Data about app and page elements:

++++++

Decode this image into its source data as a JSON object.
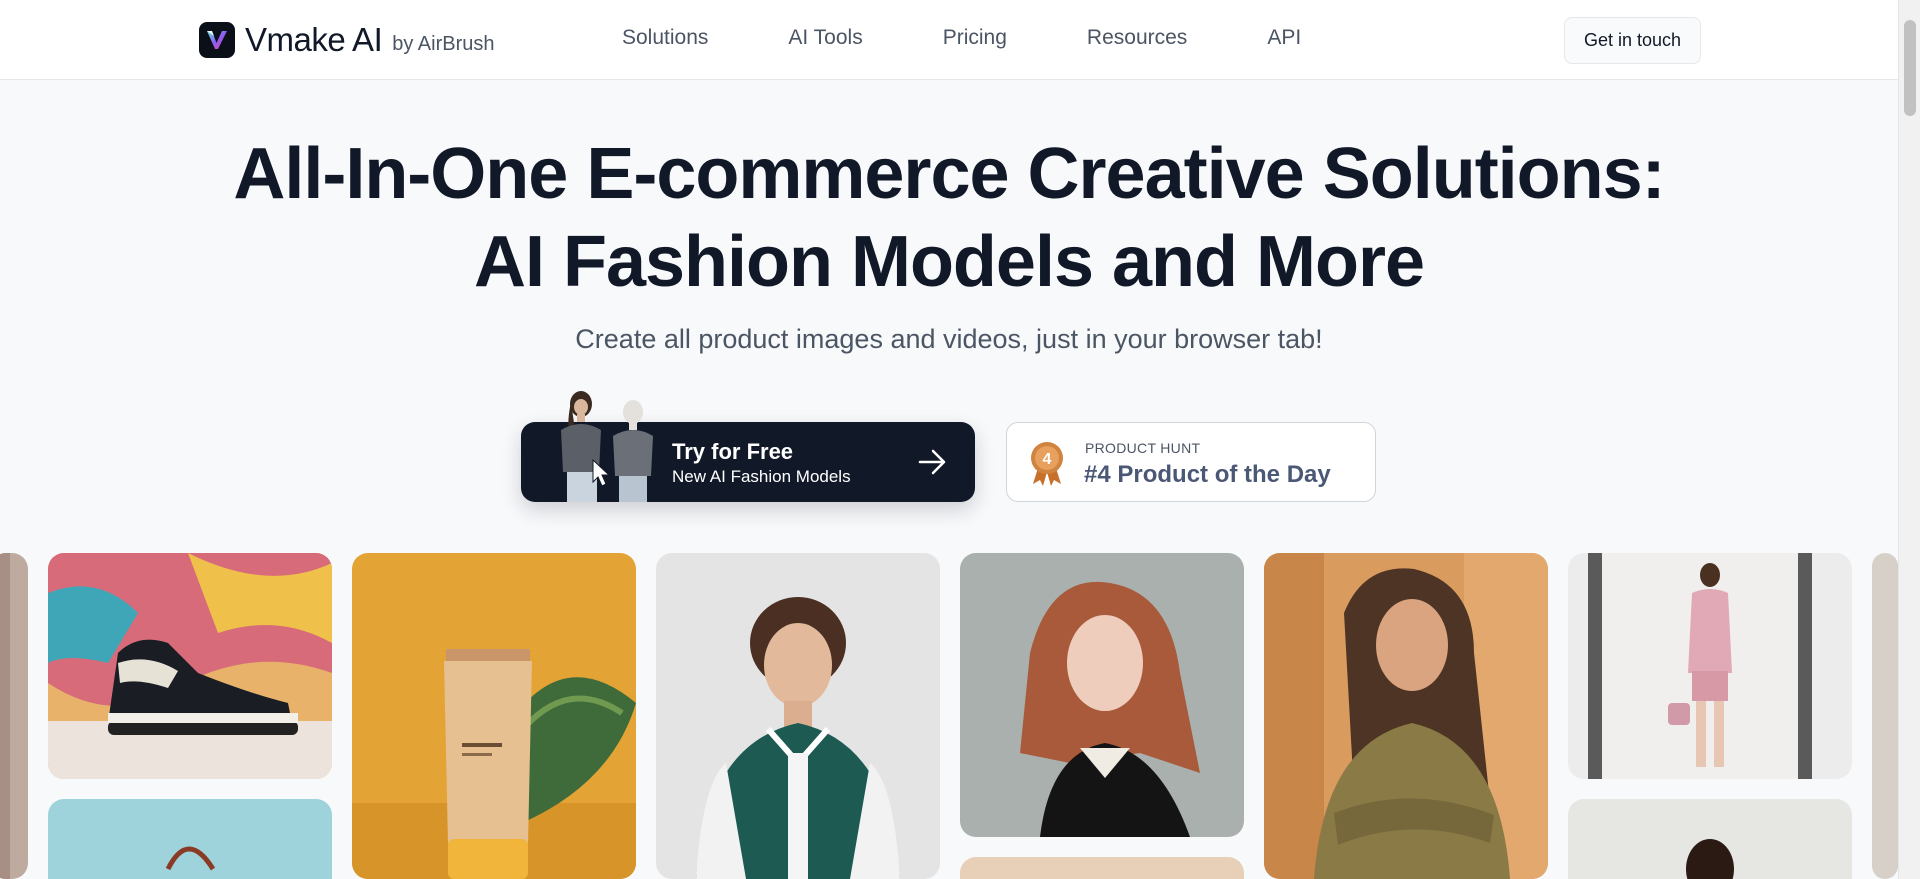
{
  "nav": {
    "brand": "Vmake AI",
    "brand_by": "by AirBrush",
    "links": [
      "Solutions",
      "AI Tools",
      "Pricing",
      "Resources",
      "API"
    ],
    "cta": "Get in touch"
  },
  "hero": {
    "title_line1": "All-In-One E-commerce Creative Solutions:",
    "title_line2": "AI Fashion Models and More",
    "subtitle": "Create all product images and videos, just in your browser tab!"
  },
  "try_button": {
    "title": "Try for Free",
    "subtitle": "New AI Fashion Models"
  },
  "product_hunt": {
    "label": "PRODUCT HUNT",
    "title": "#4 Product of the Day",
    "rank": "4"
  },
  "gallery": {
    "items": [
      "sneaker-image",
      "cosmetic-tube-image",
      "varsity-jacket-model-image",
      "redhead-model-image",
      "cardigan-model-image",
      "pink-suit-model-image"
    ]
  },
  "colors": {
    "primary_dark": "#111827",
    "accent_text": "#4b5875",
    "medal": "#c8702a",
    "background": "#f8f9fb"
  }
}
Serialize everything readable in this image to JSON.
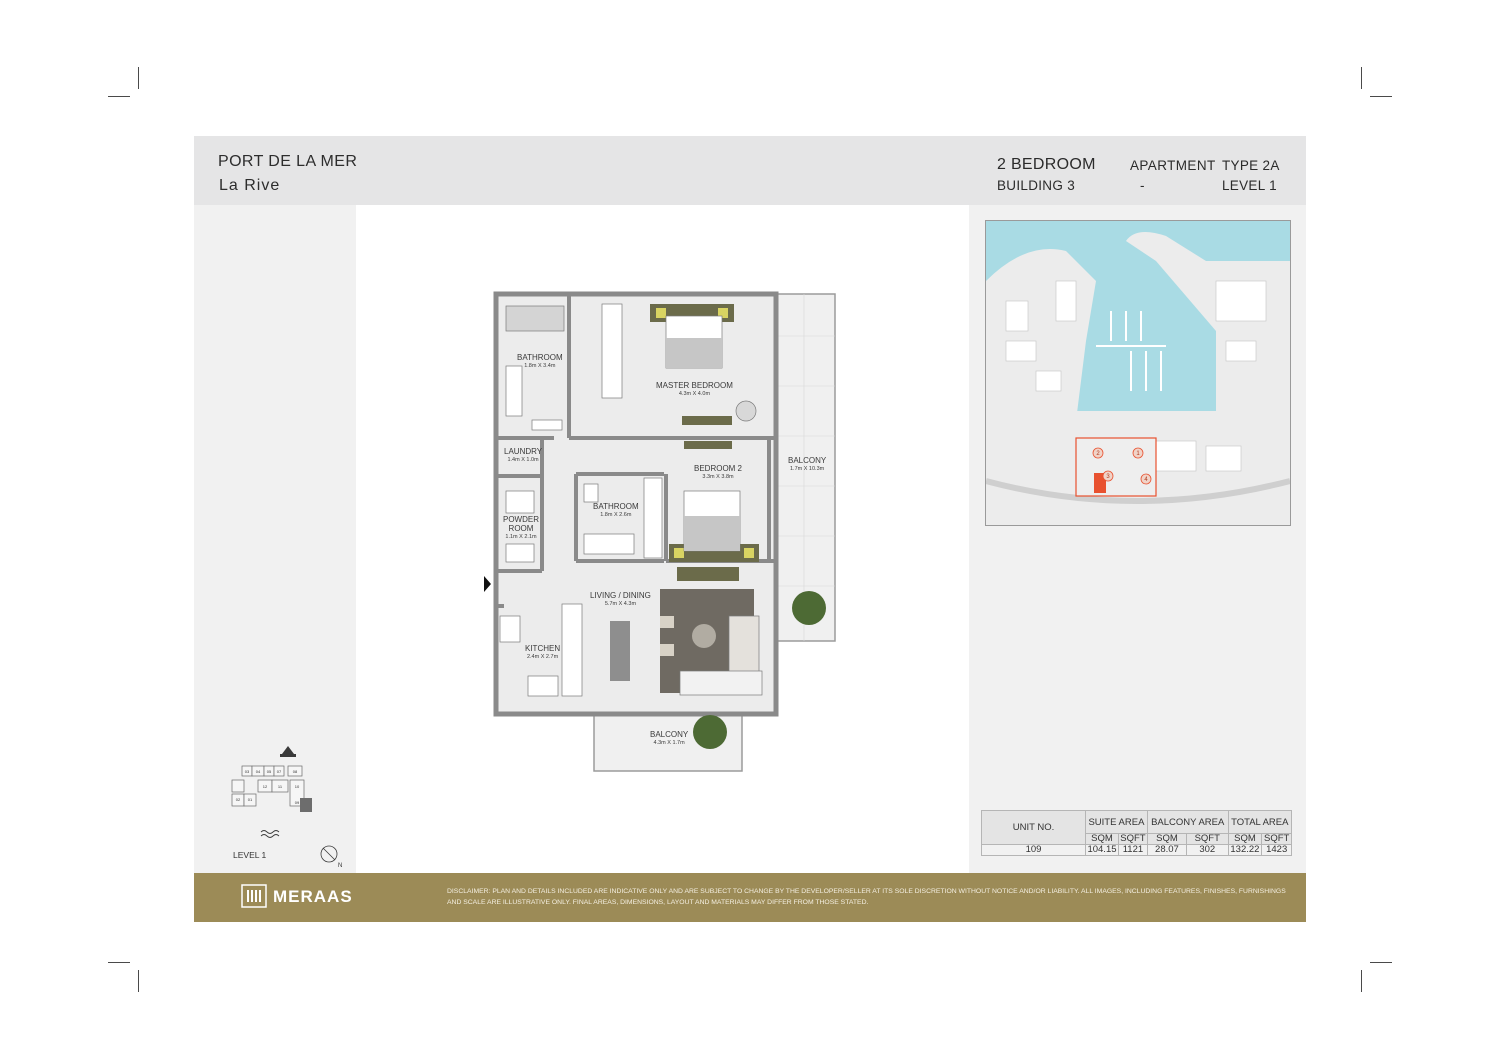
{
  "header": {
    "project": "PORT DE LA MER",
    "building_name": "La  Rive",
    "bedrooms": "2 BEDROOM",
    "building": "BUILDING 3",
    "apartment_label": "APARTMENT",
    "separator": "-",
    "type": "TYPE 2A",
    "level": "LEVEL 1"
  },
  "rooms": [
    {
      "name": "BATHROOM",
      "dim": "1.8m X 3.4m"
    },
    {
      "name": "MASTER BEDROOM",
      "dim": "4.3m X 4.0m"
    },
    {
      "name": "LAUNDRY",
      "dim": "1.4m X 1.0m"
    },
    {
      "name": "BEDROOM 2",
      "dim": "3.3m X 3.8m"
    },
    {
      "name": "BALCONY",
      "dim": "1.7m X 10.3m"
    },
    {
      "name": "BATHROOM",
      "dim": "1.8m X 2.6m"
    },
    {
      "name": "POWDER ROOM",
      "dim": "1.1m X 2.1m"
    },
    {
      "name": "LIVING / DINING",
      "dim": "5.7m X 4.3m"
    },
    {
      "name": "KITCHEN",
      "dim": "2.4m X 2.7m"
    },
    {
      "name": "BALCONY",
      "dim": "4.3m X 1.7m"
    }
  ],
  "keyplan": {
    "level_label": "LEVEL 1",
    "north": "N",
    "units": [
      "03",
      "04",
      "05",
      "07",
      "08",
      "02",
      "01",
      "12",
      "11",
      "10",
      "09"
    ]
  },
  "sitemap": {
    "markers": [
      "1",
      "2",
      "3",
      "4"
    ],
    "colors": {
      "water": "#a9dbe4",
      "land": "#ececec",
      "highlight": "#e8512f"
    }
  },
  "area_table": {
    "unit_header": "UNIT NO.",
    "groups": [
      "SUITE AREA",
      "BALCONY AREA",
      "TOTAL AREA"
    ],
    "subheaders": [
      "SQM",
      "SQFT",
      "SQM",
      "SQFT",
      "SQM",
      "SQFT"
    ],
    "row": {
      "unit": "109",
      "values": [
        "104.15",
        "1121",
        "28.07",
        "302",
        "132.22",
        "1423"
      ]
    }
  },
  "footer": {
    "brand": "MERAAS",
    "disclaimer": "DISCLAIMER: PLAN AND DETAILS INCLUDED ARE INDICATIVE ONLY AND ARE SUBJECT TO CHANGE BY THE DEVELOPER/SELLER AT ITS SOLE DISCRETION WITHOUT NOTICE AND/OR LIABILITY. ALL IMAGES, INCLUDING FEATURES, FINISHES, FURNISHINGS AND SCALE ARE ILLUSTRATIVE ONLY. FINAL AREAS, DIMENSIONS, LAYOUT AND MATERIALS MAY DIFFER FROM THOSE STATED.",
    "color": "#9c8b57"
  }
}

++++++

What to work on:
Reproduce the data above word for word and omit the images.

Your response:
Decode this image into its source data as a JSON object.
{
  "nav": {
    "brand": "Vmake AI",
    "brand_by": "by AirBrush",
    "links": [
      "Solutions",
      "AI Tools",
      "Pricing",
      "Resources",
      "API"
    ],
    "cta": "Get in touch"
  },
  "hero": {
    "title_line1": "All-In-One E-commerce Creative Solutions:",
    "title_line2": "AI Fashion Models and More",
    "subtitle": "Create all product images and videos, just in your browser tab!"
  },
  "try_button": {
    "title": "Try for Free",
    "subtitle": "New AI Fashion Models"
  },
  "product_hunt": {
    "label": "PRODUCT HUNT",
    "title": "#4 Product of the Day",
    "rank": "4"
  },
  "gallery": {
    "items": [
      "sneaker-image",
      "cosmetic-tube-image",
      "varsity-jacket-model-image",
      "redhead-model-image",
      "cardigan-model-image",
      "pink-suit-model-image"
    ]
  },
  "colors": {
    "primary_dark": "#111827",
    "accent_text": "#4b5875",
    "medal": "#c8702a",
    "background": "#f8f9fb"
  }
}
Serialize everything readable in this image to JSON.
{
  "header": {
    "project": "PORT DE LA MER",
    "building_name": "La  Rive",
    "bedrooms": "2 BEDROOM",
    "building": "BUILDING 3",
    "apartment_label": "APARTMENT",
    "separator": "-",
    "type": "TYPE 2A",
    "level": "LEVEL 1"
  },
  "rooms": [
    {
      "name": "BATHROOM",
      "dim": "1.8m X 3.4m"
    },
    {
      "name": "MASTER BEDROOM",
      "dim": "4.3m X 4.0m"
    },
    {
      "name": "LAUNDRY",
      "dim": "1.4m X 1.0m"
    },
    {
      "name": "BEDROOM 2",
      "dim": "3.3m X 3.8m"
    },
    {
      "name": "BALCONY",
      "dim": "1.7m X 10.3m"
    },
    {
      "name": "BATHROOM",
      "dim": "1.8m X 2.6m"
    },
    {
      "name": "POWDER ROOM",
      "dim": "1.1m X 2.1m"
    },
    {
      "name": "LIVING / DINING",
      "dim": "5.7m X 4.3m"
    },
    {
      "name": "KITCHEN",
      "dim": "2.4m X 2.7m"
    },
    {
      "name": "BALCONY",
      "dim": "4.3m X 1.7m"
    }
  ],
  "keyplan": {
    "level_label": "LEVEL 1",
    "north": "N",
    "units": [
      "03",
      "04",
      "05",
      "07",
      "08",
      "02",
      "01",
      "12",
      "11",
      "10",
      "09"
    ]
  },
  "sitemap": {
    "markers": [
      "1",
      "2",
      "3",
      "4"
    ],
    "colors": {
      "water": "#a9dbe4",
      "land": "#ececec",
      "highlight": "#e8512f"
    }
  },
  "area_table": {
    "unit_header": "UNIT NO.",
    "groups": [
      "SUITE AREA",
      "BALCONY AREA",
      "TOTAL AREA"
    ],
    "subheaders": [
      "SQM",
      "SQFT",
      "SQM",
      "SQFT",
      "SQM",
      "SQFT"
    ],
    "row": {
      "unit": "109",
      "values": [
        "104.15",
        "1121",
        "28.07",
        "302",
        "132.22",
        "1423"
      ]
    }
  },
  "footer": {
    "brand": "MERAAS",
    "disclaimer": "DISCLAIMER: PLAN AND DETAILS INCLUDED ARE INDICATIVE ONLY AND ARE SUBJECT TO CHANGE BY THE DEVELOPER/SELLER AT ITS SOLE DISCRETION WITHOUT NOTICE AND/OR LIABILITY. ALL IMAGES, INCLUDING FEATURES, FINISHES, FURNISHINGS AND SCALE ARE ILLUSTRATIVE ONLY. FINAL AREAS, DIMENSIONS, LAYOUT AND MATERIALS MAY DIFFER FROM THOSE STATED.",
    "color": "#9c8b57"
  }
}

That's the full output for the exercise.